#### Work to be completed:
Set down every record below exactly as it stands, with the pictures omitted.

+ + + + + + +

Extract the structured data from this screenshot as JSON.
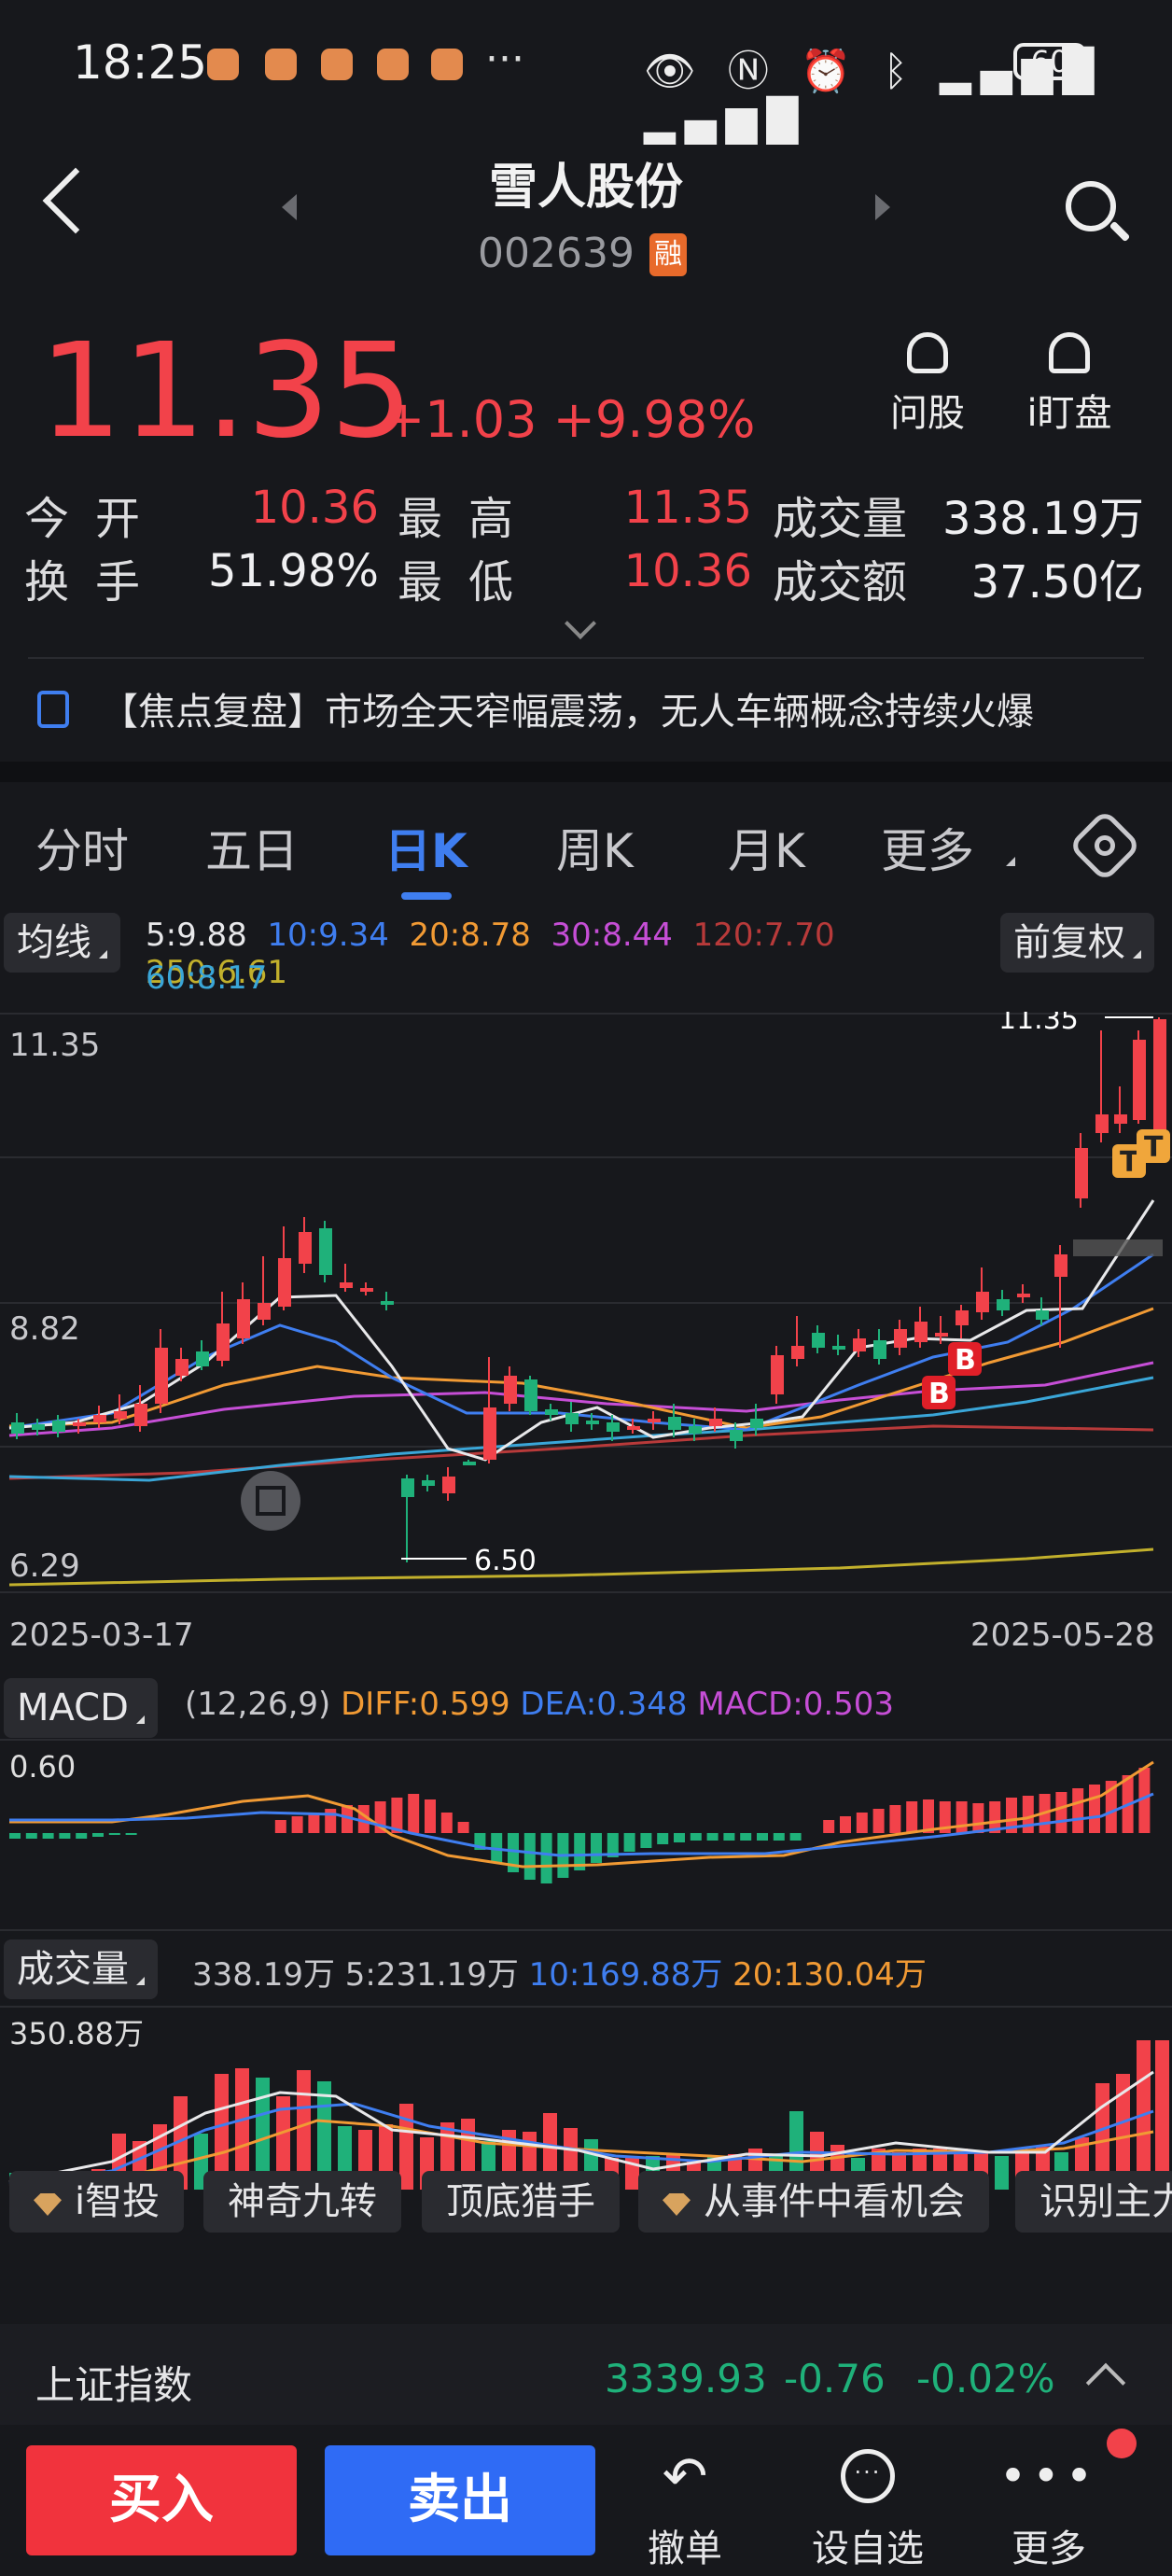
{
  "status_bar": {
    "time": "18:25",
    "dots": "···",
    "battery": "60"
  },
  "header": {
    "title": "雪人股份",
    "code": "002639",
    "rong_badge": "融"
  },
  "quote": {
    "price": "11.35",
    "change": "+1.03",
    "change_pct": "+9.98%",
    "stats": [
      {
        "label": "今开",
        "value": "10.36",
        "color": "red"
      },
      {
        "label": "最高",
        "value": "11.35",
        "color": "red"
      },
      {
        "label": "成交量",
        "value": "338.19万",
        "color": "white"
      },
      {
        "label": "换手",
        "value": "51.98%",
        "color": "white"
      },
      {
        "label": "最低",
        "value": "10.36",
        "color": "red"
      },
      {
        "label": "成交额",
        "value": "37.50亿",
        "color": "white"
      }
    ]
  },
  "actions": {
    "ask": "问股",
    "watch": "i盯盘"
  },
  "news": {
    "text": "【焦点复盘】市场全天窄幅震荡，无人车辆概念持续火爆"
  },
  "tabs": [
    "分时",
    "五日",
    "日K",
    "周K",
    "月K",
    "更多"
  ],
  "active_tab": "日K",
  "ma": {
    "selector": "均线",
    "adjust": "前复权",
    "legend": [
      {
        "label": "5:9.88",
        "color": "#e8e8ea"
      },
      {
        "label": "10:9.34",
        "color": "#3f7ef0"
      },
      {
        "label": "20:8.78",
        "color": "#f19a34"
      },
      {
        "label": "30:8.44",
        "color": "#c64ed6"
      },
      {
        "label": "120:7.70",
        "color": "#b83a3a"
      },
      {
        "label": "250:6.61",
        "color": "#c2b02c"
      },
      {
        "label": "60:8.17",
        "color": "#3aa6d8"
      }
    ]
  },
  "kline": {
    "y_top": "11.35",
    "y_mid": "8.82",
    "y_bot": "6.29",
    "high_marker": "11.35",
    "low_marker": "6.50",
    "date_start": "2025-03-17",
    "date_end": "2025-05-28",
    "signals": [
      "B",
      "B",
      "T",
      "T"
    ]
  },
  "macd": {
    "selector": "MACD",
    "params": "(12,26,9)",
    "diff": "DIFF:0.599",
    "dea": "DEA:0.348",
    "macd": "MACD:0.503",
    "y_top": "0.60"
  },
  "volume": {
    "selector": "成交量",
    "total": "338.19万",
    "ma5": "5:231.19万",
    "ma10": "10:169.88万",
    "ma20": "20:130.04万",
    "y_top": "350.88万"
  },
  "chips": [
    "i智投",
    "神奇九转",
    "顶底猎手",
    "从事件中看机会",
    "识别主力"
  ],
  "index": {
    "name": "上证指数",
    "value": "3339.93",
    "change": "-0.76",
    "pct": "-0.02%"
  },
  "bottom": {
    "buy": "买入",
    "sell": "卖出",
    "cancel": "撤单",
    "favorite": "设自选",
    "more": "更多"
  }
}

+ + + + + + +

#### Solution to this task:
Extract the structured data from this screenshot as JSON.
{
  "status_bar": {
    "time": "18:25",
    "dots": "···",
    "battery": "60"
  },
  "header": {
    "title": "雪人股份",
    "code": "002639",
    "rong_badge": "融"
  },
  "quote": {
    "price": "11.35",
    "change": "+1.03",
    "change_pct": "+9.98%",
    "stats": [
      {
        "label": "今开",
        "value": "10.36",
        "color": "red"
      },
      {
        "label": "最高",
        "value": "11.35",
        "color": "red"
      },
      {
        "label": "成交量",
        "value": "338.19万",
        "color": "white"
      },
      {
        "label": "换手",
        "value": "51.98%",
        "color": "white"
      },
      {
        "label": "最低",
        "value": "10.36",
        "color": "red"
      },
      {
        "label": "成交额",
        "value": "37.50亿",
        "color": "white"
      }
    ]
  },
  "actions": {
    "ask": "问股",
    "watch": "i盯盘"
  },
  "news": {
    "text": "【焦点复盘】市场全天窄幅震荡，无人车辆概念持续火爆"
  },
  "tabs": [
    "分时",
    "五日",
    "日K",
    "周K",
    "月K",
    "更多"
  ],
  "active_tab": "日K",
  "ma": {
    "selector": "均线",
    "adjust": "前复权",
    "legend": [
      {
        "label": "5:9.88",
        "color": "#e8e8ea"
      },
      {
        "label": "10:9.34",
        "color": "#3f7ef0"
      },
      {
        "label": "20:8.78",
        "color": "#f19a34"
      },
      {
        "label": "30:8.44",
        "color": "#c64ed6"
      },
      {
        "label": "120:7.70",
        "color": "#b83a3a"
      },
      {
        "label": "250:6.61",
        "color": "#c2b02c"
      },
      {
        "label": "60:8.17",
        "color": "#3aa6d8"
      }
    ]
  },
  "kline": {
    "y_top": "11.35",
    "y_mid": "8.82",
    "y_bot": "6.29",
    "high_marker": "11.35",
    "low_marker": "6.50",
    "date_start": "2025-03-17",
    "date_end": "2025-05-28",
    "signals": [
      "B",
      "B",
      "T",
      "T"
    ]
  },
  "macd": {
    "selector": "MACD",
    "params": "(12,26,9)",
    "diff": "DIFF:0.599",
    "dea": "DEA:0.348",
    "macd": "MACD:0.503",
    "y_top": "0.60"
  },
  "volume": {
    "selector": "成交量",
    "total": "338.19万",
    "ma5": "5:231.19万",
    "ma10": "10:169.88万",
    "ma20": "20:130.04万",
    "y_top": "350.88万"
  },
  "chips": [
    "i智投",
    "神奇九转",
    "顶底猎手",
    "从事件中看机会",
    "识别主力"
  ],
  "index": {
    "name": "上证指数",
    "value": "3339.93",
    "change": "-0.76",
    "pct": "-0.02%"
  },
  "bottom": {
    "buy": "买入",
    "sell": "卖出",
    "cancel": "撤单",
    "favorite": "设自选",
    "more": "更多"
  }
}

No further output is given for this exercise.